But I know you have strong views on environmental matters, so perhaps there is a "hidden meaning" behind your question.
I was under the impression that Revmitchell is fairly anti-environmentalism but I could be wrong.
I discovered the thread that sparked this question and realized that the Colossians passage was already brought to your attention and ignored. Sorry for the repetition.
That is what I meant. I just said that he had "strong views on environmental matters", without saying whether those views were pro- or anti-.
Okay, I dare anyone to come up with a more nonsensical subject for a thread. On second thought ... don't. We're speaking of the blood of Christ people!
What is your response to Col 1:20? I would say that in a sense, the passage suggests that Christ did shed his blood for trees. According to the verse, his shed blood was for the reconciliation of all of creation in earth and heaven to the Father, including trees.
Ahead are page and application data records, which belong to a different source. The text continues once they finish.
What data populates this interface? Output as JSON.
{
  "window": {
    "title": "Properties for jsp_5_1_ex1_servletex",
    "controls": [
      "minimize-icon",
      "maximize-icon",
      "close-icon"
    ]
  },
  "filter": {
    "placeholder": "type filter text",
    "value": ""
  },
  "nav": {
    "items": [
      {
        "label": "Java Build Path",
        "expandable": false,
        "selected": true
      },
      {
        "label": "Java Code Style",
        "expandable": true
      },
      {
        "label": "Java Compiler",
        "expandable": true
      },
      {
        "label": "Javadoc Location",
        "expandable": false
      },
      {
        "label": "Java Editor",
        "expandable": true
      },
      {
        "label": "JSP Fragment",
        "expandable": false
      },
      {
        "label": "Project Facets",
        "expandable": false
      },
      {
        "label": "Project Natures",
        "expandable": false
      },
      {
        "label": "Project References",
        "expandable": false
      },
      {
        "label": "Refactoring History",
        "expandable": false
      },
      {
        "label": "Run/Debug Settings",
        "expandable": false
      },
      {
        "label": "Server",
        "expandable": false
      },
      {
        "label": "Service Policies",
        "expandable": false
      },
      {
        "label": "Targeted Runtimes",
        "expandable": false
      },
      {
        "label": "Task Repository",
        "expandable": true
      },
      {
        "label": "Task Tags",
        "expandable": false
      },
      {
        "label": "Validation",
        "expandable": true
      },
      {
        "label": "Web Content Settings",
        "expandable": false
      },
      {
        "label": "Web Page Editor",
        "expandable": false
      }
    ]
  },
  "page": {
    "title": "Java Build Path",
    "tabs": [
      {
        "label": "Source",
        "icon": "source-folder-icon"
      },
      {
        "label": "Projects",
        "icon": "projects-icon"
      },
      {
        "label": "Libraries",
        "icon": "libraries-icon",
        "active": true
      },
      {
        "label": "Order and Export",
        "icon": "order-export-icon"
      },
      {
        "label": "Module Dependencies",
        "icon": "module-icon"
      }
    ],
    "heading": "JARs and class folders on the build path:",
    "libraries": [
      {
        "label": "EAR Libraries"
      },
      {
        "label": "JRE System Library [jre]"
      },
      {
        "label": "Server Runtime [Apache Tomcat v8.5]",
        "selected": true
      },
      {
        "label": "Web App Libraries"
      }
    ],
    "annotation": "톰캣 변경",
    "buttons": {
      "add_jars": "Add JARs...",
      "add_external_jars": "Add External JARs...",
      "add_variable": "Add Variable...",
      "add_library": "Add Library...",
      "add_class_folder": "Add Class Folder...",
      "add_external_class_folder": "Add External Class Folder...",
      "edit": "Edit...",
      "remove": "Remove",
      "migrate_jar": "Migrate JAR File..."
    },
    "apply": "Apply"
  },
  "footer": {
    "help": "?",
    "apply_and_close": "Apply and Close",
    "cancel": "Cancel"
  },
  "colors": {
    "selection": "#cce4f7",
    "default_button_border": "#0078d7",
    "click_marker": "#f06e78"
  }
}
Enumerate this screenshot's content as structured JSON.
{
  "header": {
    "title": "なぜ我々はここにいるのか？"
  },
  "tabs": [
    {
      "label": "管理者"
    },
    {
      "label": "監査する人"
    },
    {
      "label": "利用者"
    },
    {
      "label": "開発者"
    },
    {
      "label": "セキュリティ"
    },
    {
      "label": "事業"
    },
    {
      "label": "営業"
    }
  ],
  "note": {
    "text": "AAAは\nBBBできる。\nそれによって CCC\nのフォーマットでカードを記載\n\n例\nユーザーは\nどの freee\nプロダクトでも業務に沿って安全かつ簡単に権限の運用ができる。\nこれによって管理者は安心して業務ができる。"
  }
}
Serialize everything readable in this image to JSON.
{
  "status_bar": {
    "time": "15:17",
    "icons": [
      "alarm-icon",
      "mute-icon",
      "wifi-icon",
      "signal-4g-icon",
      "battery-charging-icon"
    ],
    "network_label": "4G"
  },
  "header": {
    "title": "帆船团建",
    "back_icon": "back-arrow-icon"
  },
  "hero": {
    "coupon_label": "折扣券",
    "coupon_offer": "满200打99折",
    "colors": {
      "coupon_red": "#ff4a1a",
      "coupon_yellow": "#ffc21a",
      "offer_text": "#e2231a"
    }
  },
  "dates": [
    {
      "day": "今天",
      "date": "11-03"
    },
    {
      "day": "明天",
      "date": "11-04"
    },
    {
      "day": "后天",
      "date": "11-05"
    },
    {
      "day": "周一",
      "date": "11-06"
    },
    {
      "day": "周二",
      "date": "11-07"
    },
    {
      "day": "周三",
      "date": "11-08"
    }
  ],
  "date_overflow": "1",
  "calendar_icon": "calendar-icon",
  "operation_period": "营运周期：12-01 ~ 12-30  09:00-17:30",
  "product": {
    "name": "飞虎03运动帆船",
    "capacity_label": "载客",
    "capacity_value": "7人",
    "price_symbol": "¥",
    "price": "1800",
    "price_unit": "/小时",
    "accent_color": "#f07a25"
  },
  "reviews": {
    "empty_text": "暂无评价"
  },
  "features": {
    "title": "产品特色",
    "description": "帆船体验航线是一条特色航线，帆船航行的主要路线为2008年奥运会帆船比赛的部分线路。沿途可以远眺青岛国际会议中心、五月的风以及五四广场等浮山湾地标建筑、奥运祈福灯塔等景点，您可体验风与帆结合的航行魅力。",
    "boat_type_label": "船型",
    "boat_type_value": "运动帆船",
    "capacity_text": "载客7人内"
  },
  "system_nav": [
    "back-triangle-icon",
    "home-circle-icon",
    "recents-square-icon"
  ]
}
I would say that it is talking about people. The verse talks about reconcilliation. The Dictionary of Theology says:
Reconciliation is changing for the better a relationship between two or more persons. Theologically it refers to the change of relationship between God and man.
Easton's Revised Bible Dictionary says reconcilliation is:
A change from enmity to friendship.
Also, the word translated as "all things" is exactly the same word as is translated "whoever" or "whosoever" in John 3.16, and "everyone" or "all men" in John 11.48. Paul uses the same word at the ends of many of his letters, where he prays that God's grace would be "with you all."
For those reasons, I do not believe that Colossians 1.20 teaches that Christ shed His blood on behalf of trees.